**PROBLEM:** Could you restate every entry word for word, minus the pictures?

**Stored data:**
-=-=-

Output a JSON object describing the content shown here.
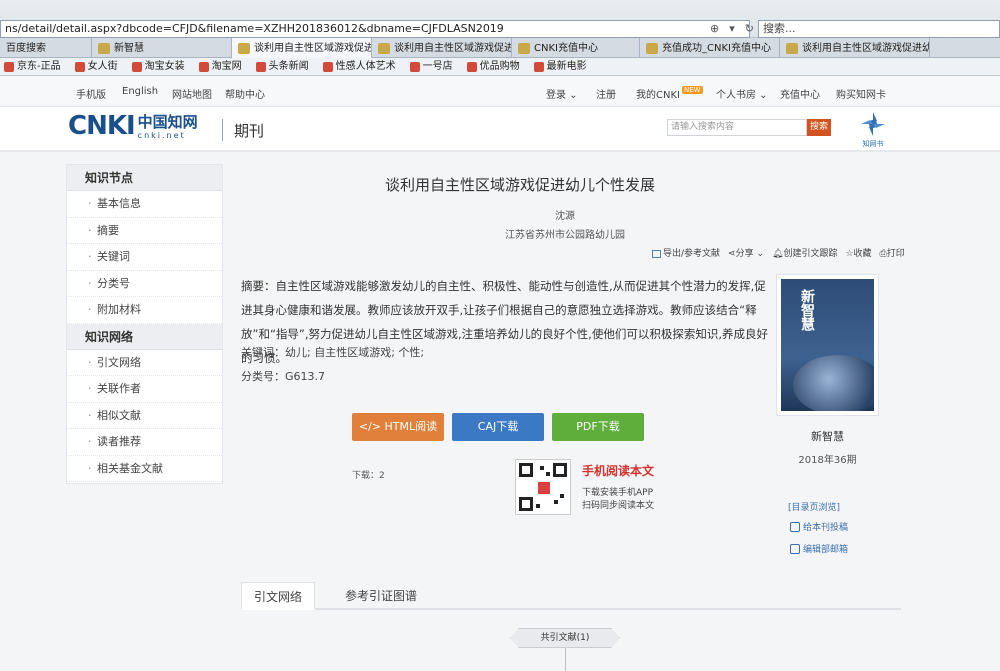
{
  "browser": {
    "url": "ns/detail/detail.aspx?dbcode=CFJD&filename=XZHH201836012&dbname=CJFDLASN2019",
    "search_placeholder": "搜索...",
    "tabs": [
      {
        "label": "百度搜索",
        "active": false
      },
      {
        "label": "新智慧",
        "active": false
      },
      {
        "label": "谈利用自主性区域游戏促进...",
        "active": true
      },
      {
        "label": "谈利用自主性区域游戏促进幼...",
        "active": false
      },
      {
        "label": "CNKI充值中心",
        "active": false
      },
      {
        "label": "充值成功_CNKI充值中心",
        "active": false
      },
      {
        "label": "谈利用自主性区域游戏促进幼...",
        "active": false
      }
    ],
    "favorites": [
      "京东-正品",
      "女人街",
      "淘宝女装",
      "淘宝网",
      "头条新闻",
      "性感人体艺术",
      "一号店",
      "优品购物",
      "最新电影"
    ]
  },
  "topnav": {
    "left": [
      "手机版",
      "English",
      "网站地图",
      "帮助中心"
    ],
    "login": "登录 ⌄",
    "register": "注册",
    "my_cnki": "我的CNKI",
    "new_badge": "NEW",
    "personal_bookroom": "个人书房 ⌄",
    "recharge": "充值中心",
    "buy_card": "购买知网卡"
  },
  "header": {
    "logo_text": "CNKI",
    "logo_zh": "中国知网",
    "logo_en": "cnki.net",
    "section": "期刊",
    "search_placeholder": "请输入搜索内容",
    "search_button": "搜索",
    "brand2": "知网书"
  },
  "sidebar": {
    "section1": "知识节点",
    "items1": [
      "基本信息",
      "摘要",
      "关键词",
      "分类号",
      "附加材料"
    ],
    "section2": "知识网络",
    "items2": [
      "引文网络",
      "关联作者",
      "相似文献",
      "读者推荐",
      "相关基金文献"
    ]
  },
  "article": {
    "title": "谈利用自主性区域游戏促进幼儿个性发展",
    "author": "沈源",
    "affiliation": "江苏省苏州市公园路幼儿园",
    "tools": [
      "导出/参考文献",
      "分享 ⌄",
      "创建引文跟踪",
      "收藏",
      "打印"
    ],
    "abstract": "摘要：自主性区域游戏能够激发幼儿的自主性、积极性、能动性与创造性,从而促进其个性潜力的发挥,促进其身心健康和谐发展。教师应该放开双手,让孩子们根据自己的意愿独立选择游戏。教师应该结合“释放”和“指导”,努力促进幼儿自主性区域游戏,注重培养幼儿的良好个性,使他们可以积极探索知识,养成良好的习惯。",
    "keywords": "关键词：幼儿; 自主性区域游戏; 个性;",
    "classification": "分类号：G613.7",
    "btn_html": "</> HTML阅读",
    "btn_caj": "CAJ下载",
    "btn_pdf": "PDF下载",
    "downloads": "下载：2",
    "mobile_title": "手机阅读本文",
    "mobile_line1": "下载安装手机APP",
    "mobile_line2": "扫码同步阅读本文"
  },
  "journal": {
    "cover_title": "新智慧",
    "name": "新智慧",
    "issue": "2018年36期",
    "dir_link": "[目录页浏览]",
    "submit_link": "给本刊投稿",
    "editorial_link": "编辑部邮箱"
  },
  "bottom": {
    "tab_active": "引文网络",
    "tab_other": "参考引证图谱",
    "cite_pill": "共引文献(1)"
  },
  "colors": {
    "btn_html": "#e0803a",
    "btn_caj": "#3c79c4",
    "btn_pdf": "#5fae3c",
    "brand_blue": "#1a4f8b",
    "accent_red": "#d2322d"
  }
}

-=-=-

**RESPONSE AREA:**
Output a JSON object describing the content shown here.
{
  "browser": {
    "url": "ns/detail/detail.aspx?dbcode=CFJD&filename=XZHH201836012&dbname=CJFDLASN2019",
    "search_placeholder": "搜索...",
    "tabs": [
      {
        "label": "百度搜索",
        "active": false
      },
      {
        "label": "新智慧",
        "active": false
      },
      {
        "label": "谈利用自主性区域游戏促进...",
        "active": true
      },
      {
        "label": "谈利用自主性区域游戏促进幼...",
        "active": false
      },
      {
        "label": "CNKI充值中心",
        "active": false
      },
      {
        "label": "充值成功_CNKI充值中心",
        "active": false
      },
      {
        "label": "谈利用自主性区域游戏促进幼...",
        "active": false
      }
    ],
    "favorites": [
      "京东-正品",
      "女人街",
      "淘宝女装",
      "淘宝网",
      "头条新闻",
      "性感人体艺术",
      "一号店",
      "优品购物",
      "最新电影"
    ]
  },
  "topnav": {
    "left": [
      "手机版",
      "English",
      "网站地图",
      "帮助中心"
    ],
    "login": "登录 ⌄",
    "register": "注册",
    "my_cnki": "我的CNKI",
    "new_badge": "NEW",
    "personal_bookroom": "个人书房 ⌄",
    "recharge": "充值中心",
    "buy_card": "购买知网卡"
  },
  "header": {
    "logo_text": "CNKI",
    "logo_zh": "中国知网",
    "logo_en": "cnki.net",
    "section": "期刊",
    "search_placeholder": "请输入搜索内容",
    "search_button": "搜索",
    "brand2": "知网书"
  },
  "sidebar": {
    "section1": "知识节点",
    "items1": [
      "基本信息",
      "摘要",
      "关键词",
      "分类号",
      "附加材料"
    ],
    "section2": "知识网络",
    "items2": [
      "引文网络",
      "关联作者",
      "相似文献",
      "读者推荐",
      "相关基金文献"
    ]
  },
  "article": {
    "title": "谈利用自主性区域游戏促进幼儿个性发展",
    "author": "沈源",
    "affiliation": "江苏省苏州市公园路幼儿园",
    "tools": [
      "导出/参考文献",
      "分享 ⌄",
      "创建引文跟踪",
      "收藏",
      "打印"
    ],
    "abstract": "摘要：自主性区域游戏能够激发幼儿的自主性、积极性、能动性与创造性,从而促进其个性潜力的发挥,促进其身心健康和谐发展。教师应该放开双手,让孩子们根据自己的意愿独立选择游戏。教师应该结合“释放”和“指导”,努力促进幼儿自主性区域游戏,注重培养幼儿的良好个性,使他们可以积极探索知识,养成良好的习惯。",
    "keywords": "关键词：幼儿; 自主性区域游戏; 个性;",
    "classification": "分类号：G613.7",
    "btn_html": "</> HTML阅读",
    "btn_caj": "CAJ下载",
    "btn_pdf": "PDF下载",
    "downloads": "下载：2",
    "mobile_title": "手机阅读本文",
    "mobile_line1": "下载安装手机APP",
    "mobile_line2": "扫码同步阅读本文"
  },
  "journal": {
    "cover_title": "新智慧",
    "name": "新智慧",
    "issue": "2018年36期",
    "dir_link": "[目录页浏览]",
    "submit_link": "给本刊投稿",
    "editorial_link": "编辑部邮箱"
  },
  "bottom": {
    "tab_active": "引文网络",
    "tab_other": "参考引证图谱",
    "cite_pill": "共引文献(1)"
  },
  "colors": {
    "btn_html": "#e0803a",
    "btn_caj": "#3c79c4",
    "btn_pdf": "#5fae3c",
    "brand_blue": "#1a4f8b",
    "accent_red": "#d2322d"
  }
}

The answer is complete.